Gently plucking at their barrettes until
They laugh, "Zimmer, l'oiseau absurde!"
You crazy bird! And toss me
Bits of bread and boiled egg.

--Paul Zimmer

10 October 2011

Poem of the Week: 10 October 2011

Each week I share a discovered poem for you to read, enjoy, share and comment on.

This one was written by a friend who I went to school with. This poem always haunted me, especially the part where Joseph Stalin says, "Why sad?" To hear it read in David's voice, there is a deeper peace in that phrase, as if a person could live in that phrase. As if I have lived in that phrase.

Difficult Snow

by David Cheezem

I am walking in difficult snow,
my boots gnawing the white

ground, and everything I know
is here. The alders, shivering,

are here, and the memory of devil's
club stinging last summer

is here. I am alone,
but Joseph Stalin is talking to me.

He is saying, "Why sad?"
and I tell him: I am

trying to write a good poem
about terrible things,

and I can't seem to find
a place in the language.

And Joseph Stalin laughs,
wraps the wool-clad arm around

my shoulder, and says,
"Ahhh, David, why make things

so difficult. All I have to do is speak,
and twenty thousand people

become my imagination,
and I don't see them any more."

The alders shiver;
the trail disappears.

I am walking in difficult snow
and I am alone,

but everything I know is here.

04 October 2011

How do you eat a whale?

Piece by piece.

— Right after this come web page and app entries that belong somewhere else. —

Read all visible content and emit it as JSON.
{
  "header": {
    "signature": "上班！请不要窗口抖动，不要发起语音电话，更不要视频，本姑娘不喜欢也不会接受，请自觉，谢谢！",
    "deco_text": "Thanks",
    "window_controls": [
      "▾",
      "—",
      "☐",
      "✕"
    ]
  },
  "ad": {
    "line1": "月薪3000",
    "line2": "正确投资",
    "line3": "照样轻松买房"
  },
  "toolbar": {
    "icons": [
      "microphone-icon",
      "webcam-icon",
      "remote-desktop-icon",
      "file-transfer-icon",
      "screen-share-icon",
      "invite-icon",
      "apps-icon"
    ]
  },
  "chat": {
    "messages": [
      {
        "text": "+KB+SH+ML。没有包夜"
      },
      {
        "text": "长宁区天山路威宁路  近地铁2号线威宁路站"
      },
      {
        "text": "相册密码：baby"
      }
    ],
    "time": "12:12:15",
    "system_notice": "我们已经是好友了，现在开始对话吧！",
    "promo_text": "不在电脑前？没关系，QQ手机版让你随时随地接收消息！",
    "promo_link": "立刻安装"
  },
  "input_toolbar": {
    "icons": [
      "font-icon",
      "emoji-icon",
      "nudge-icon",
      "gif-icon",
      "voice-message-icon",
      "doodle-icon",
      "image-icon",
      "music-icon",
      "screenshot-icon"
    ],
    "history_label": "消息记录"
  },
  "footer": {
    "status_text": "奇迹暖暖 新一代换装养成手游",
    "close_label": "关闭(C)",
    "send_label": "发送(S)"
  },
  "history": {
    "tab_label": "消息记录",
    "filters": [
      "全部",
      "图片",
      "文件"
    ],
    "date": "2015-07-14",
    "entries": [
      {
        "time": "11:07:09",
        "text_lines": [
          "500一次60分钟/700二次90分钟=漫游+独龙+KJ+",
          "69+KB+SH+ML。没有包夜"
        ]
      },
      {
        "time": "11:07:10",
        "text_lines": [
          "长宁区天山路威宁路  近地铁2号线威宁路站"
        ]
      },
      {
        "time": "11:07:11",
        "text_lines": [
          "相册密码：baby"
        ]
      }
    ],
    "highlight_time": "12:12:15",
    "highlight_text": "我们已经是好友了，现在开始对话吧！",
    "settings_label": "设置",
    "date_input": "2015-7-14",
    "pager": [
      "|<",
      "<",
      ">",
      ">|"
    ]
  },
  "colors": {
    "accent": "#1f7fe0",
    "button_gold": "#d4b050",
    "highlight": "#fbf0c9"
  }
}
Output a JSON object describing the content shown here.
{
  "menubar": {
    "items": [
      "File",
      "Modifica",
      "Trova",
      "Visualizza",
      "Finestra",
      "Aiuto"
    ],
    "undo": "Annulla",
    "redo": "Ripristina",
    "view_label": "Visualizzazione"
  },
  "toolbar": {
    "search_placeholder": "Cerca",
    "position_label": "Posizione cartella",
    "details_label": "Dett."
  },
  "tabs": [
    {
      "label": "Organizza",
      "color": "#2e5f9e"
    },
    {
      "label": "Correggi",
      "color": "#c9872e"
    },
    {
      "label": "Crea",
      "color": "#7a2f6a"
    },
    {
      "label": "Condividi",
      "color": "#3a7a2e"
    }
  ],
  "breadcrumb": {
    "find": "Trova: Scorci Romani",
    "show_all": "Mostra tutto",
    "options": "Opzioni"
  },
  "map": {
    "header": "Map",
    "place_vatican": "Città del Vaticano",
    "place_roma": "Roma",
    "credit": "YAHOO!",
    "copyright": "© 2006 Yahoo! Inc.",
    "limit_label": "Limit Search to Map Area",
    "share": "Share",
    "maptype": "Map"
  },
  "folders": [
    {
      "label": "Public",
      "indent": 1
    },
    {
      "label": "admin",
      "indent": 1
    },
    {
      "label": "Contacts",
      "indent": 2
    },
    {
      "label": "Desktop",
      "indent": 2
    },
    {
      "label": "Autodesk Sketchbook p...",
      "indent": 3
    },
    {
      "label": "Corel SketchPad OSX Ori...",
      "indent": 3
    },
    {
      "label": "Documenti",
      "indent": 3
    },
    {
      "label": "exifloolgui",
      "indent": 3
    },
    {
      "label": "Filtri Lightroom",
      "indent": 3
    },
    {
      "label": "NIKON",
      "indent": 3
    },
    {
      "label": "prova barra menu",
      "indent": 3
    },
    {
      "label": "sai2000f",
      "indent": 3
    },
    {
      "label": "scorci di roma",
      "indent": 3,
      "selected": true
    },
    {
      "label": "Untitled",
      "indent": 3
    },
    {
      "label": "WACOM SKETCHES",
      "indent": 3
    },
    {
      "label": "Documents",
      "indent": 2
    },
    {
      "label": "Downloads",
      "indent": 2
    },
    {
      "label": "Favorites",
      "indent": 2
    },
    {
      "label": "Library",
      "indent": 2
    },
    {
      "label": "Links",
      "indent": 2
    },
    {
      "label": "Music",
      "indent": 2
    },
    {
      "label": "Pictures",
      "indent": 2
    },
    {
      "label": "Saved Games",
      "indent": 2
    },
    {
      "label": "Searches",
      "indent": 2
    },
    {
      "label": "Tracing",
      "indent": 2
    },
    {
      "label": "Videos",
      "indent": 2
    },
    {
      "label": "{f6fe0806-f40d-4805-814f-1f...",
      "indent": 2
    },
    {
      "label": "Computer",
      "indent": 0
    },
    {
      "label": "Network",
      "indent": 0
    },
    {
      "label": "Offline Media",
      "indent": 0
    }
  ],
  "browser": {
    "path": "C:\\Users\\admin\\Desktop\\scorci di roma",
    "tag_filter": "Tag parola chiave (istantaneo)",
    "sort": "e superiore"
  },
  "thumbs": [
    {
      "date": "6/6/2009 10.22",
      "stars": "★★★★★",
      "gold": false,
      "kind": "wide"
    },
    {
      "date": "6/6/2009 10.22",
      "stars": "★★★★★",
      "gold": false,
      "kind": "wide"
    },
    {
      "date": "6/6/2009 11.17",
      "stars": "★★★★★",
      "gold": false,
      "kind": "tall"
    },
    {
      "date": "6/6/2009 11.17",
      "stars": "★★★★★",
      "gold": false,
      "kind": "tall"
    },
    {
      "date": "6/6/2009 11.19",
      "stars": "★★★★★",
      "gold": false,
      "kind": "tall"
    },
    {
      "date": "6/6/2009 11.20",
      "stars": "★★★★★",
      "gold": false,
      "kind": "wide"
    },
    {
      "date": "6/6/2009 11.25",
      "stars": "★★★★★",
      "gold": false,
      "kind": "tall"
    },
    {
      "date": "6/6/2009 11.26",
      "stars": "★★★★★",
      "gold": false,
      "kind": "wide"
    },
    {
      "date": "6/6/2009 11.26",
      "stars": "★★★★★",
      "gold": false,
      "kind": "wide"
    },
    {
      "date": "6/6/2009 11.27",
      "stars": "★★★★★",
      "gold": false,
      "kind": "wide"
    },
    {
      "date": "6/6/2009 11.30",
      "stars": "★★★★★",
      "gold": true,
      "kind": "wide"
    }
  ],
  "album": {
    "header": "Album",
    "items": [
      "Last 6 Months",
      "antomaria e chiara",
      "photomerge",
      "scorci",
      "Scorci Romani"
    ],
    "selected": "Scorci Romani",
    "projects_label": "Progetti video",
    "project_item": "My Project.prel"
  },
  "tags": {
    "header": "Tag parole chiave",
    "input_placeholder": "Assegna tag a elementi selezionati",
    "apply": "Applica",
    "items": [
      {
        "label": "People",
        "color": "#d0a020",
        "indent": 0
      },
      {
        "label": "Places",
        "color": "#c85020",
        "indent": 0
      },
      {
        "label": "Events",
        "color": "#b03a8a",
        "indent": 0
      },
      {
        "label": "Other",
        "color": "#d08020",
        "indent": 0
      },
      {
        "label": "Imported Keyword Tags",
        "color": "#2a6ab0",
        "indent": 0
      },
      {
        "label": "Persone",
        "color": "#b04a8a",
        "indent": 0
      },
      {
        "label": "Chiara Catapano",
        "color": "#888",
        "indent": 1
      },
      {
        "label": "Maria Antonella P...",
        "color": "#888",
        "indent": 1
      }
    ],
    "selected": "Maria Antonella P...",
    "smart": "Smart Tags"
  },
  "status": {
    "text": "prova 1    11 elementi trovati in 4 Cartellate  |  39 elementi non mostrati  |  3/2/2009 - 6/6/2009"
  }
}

I'm currently working on a book about a lot of what I've been writing about, but it also mixes in some fictional elements, parts of the imaginative fantasies I had as a boy that seem as real as anything else that has happened to me.

I began working on it shortly after I got married to April, 5 years ago. Chapter One is complete, Chapter Two is nearly completed. Chapter Three is mapped out. It's only going to have three chapters. Dante was fine with his master work being three pieces. I'm happy with this.

I've never been able to focus on something like this for this long, which is why I have tried to stick with poetry and to be honest, working so long on it, now that I see where it's going to end up, I am having a really rough time accessing the voices I need to roll the rest out lately.

Perhaps because I'm not expecting anymore surprises, and manufacturing surprises for the reader just seems so...fake to me.

I need to go back to it though. I think that's why I took a break from this blog recently. Kinda re-establising my footing, finding a new hold on this piece I'm working on.

After a while, the taste becomes horrific and sometimes you think you can't swallow another bite. So you take a break from the whale. Let the digestion processes learn new things and then come back to the whale.

Hopefully, it won't take me as long as it took Melinda Mae to eat her whale.